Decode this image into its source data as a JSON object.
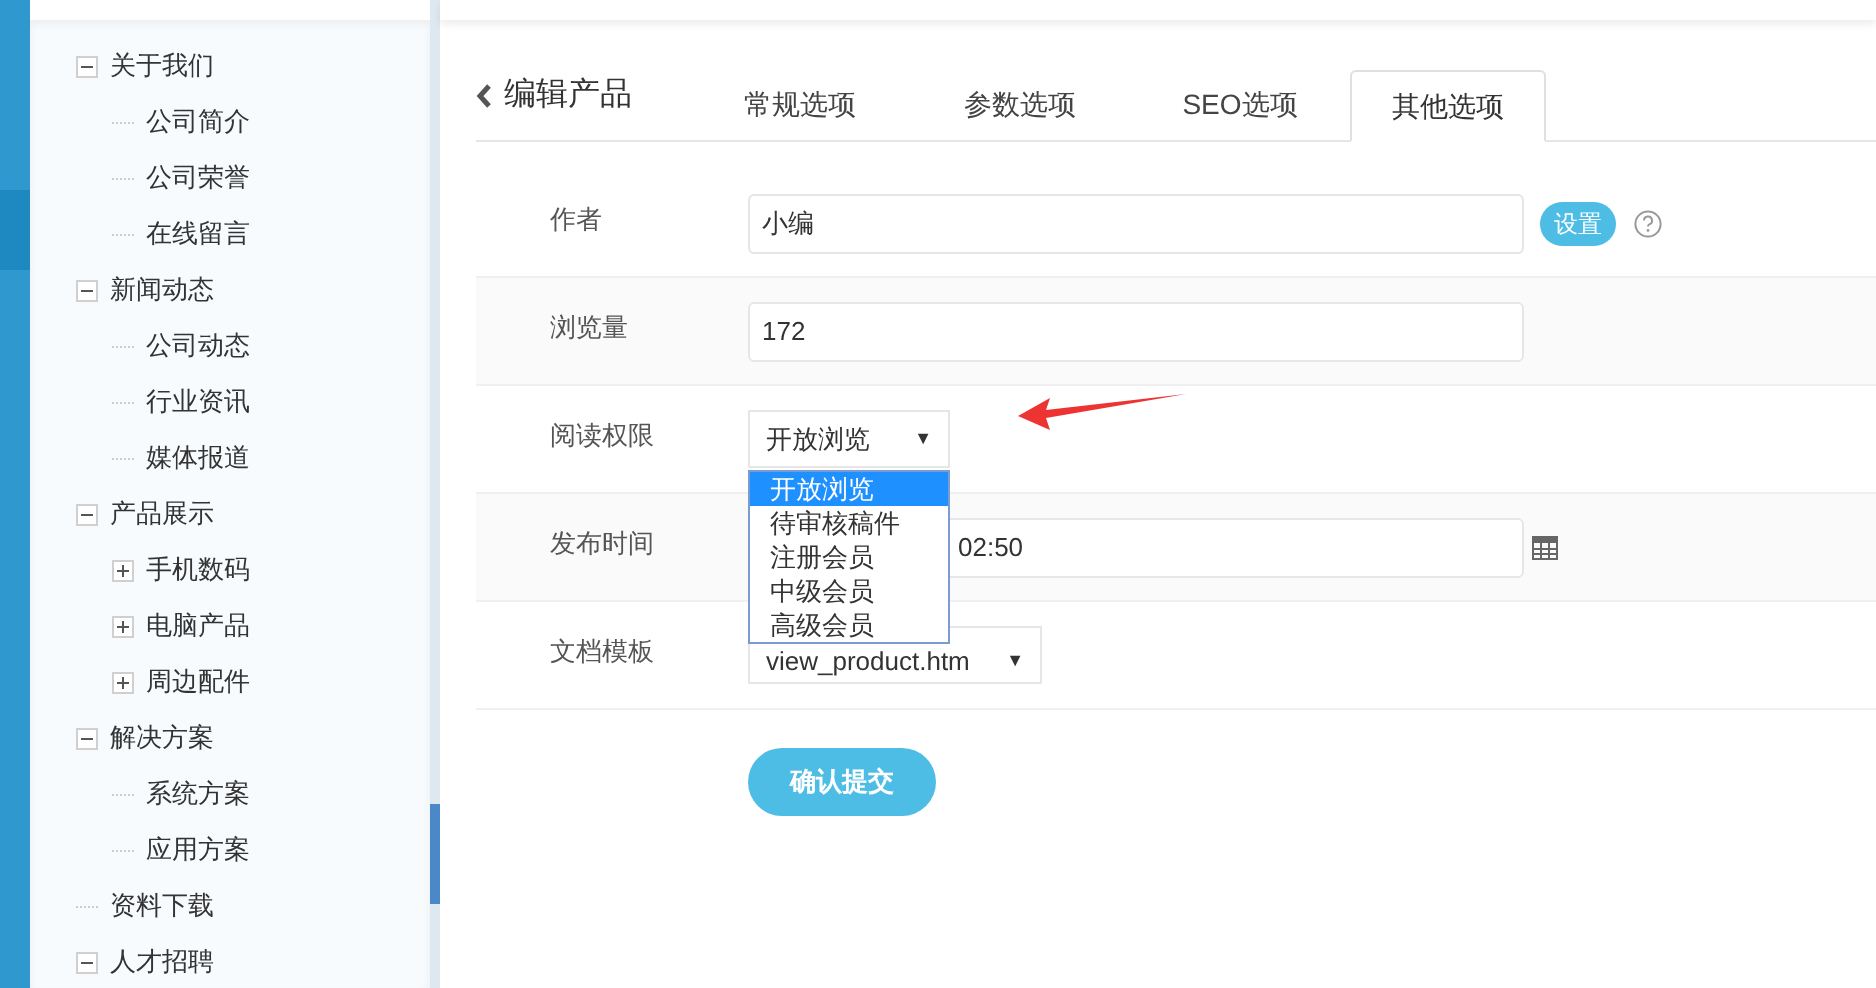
{
  "sidebar": {
    "tree": [
      {
        "label": "关于我们",
        "expanded": true,
        "children": [
          {
            "label": "公司简介"
          },
          {
            "label": "公司荣誉"
          },
          {
            "label": "在线留言"
          }
        ]
      },
      {
        "label": "新闻动态",
        "expanded": true,
        "children": [
          {
            "label": "公司动态"
          },
          {
            "label": "行业资讯"
          },
          {
            "label": "媒体报道"
          }
        ]
      },
      {
        "label": "产品展示",
        "expanded": true,
        "children": [
          {
            "label": "手机数码",
            "expanded": false
          },
          {
            "label": "电脑产品",
            "expanded": false
          },
          {
            "label": "周边配件",
            "expanded": false
          }
        ]
      },
      {
        "label": "解决方案",
        "expanded": true,
        "children": [
          {
            "label": "系统方案"
          },
          {
            "label": "应用方案"
          }
        ]
      },
      {
        "label": "资料下载"
      },
      {
        "label": "人才招聘",
        "expanded": true
      }
    ]
  },
  "page": {
    "back_title": "编辑产品"
  },
  "tabs": [
    {
      "label": "常规选项",
      "selected": false
    },
    {
      "label": "参数选项",
      "selected": false
    },
    {
      "label": "SEO选项",
      "selected": false
    },
    {
      "label": "其他选项",
      "selected": true
    }
  ],
  "form": [
    {
      "kind": "text",
      "label": "作者",
      "value": "小编",
      "button": "设置"
    },
    {
      "kind": "text",
      "label": "浏览量",
      "value": "172"
    },
    {
      "kind": "select",
      "label": "阅读权限",
      "value": "开放浏览",
      "caret": "▼",
      "options": [
        {
          "label": "开放浏览",
          "selected": true
        },
        {
          "label": "待审核稿件",
          "selected": false
        },
        {
          "label": "注册会员",
          "selected": false
        },
        {
          "label": "中级会员",
          "selected": false
        },
        {
          "label": "高级会员",
          "selected": false
        }
      ]
    },
    {
      "kind": "date",
      "label": "发布时间",
      "value": "02:50"
    },
    {
      "kind": "select",
      "label": "文档模板",
      "value": "view_product.htm",
      "caret": "▼"
    }
  ],
  "submit": "确认提交"
}
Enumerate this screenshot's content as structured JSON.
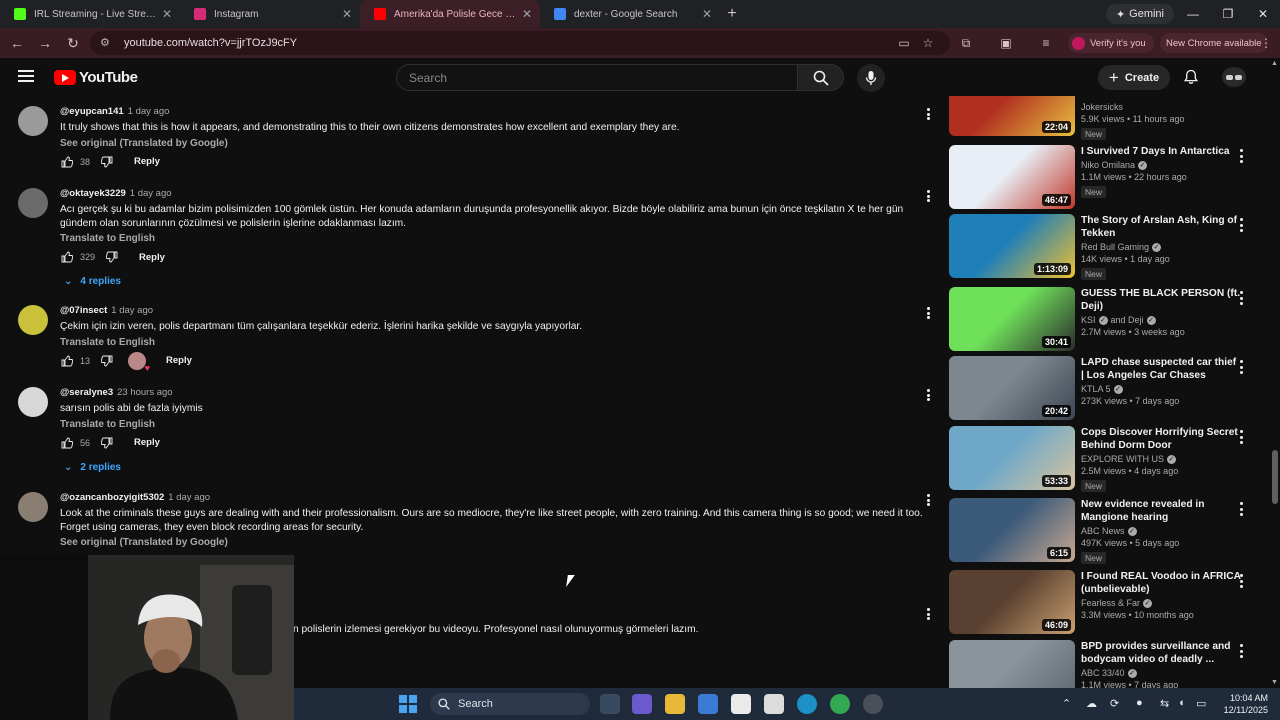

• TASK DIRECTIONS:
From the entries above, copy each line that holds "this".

• ANSWER SPACE:
Decode this image into its source data as a JSON object.
Enumerate this screenshot's content as structured JSON.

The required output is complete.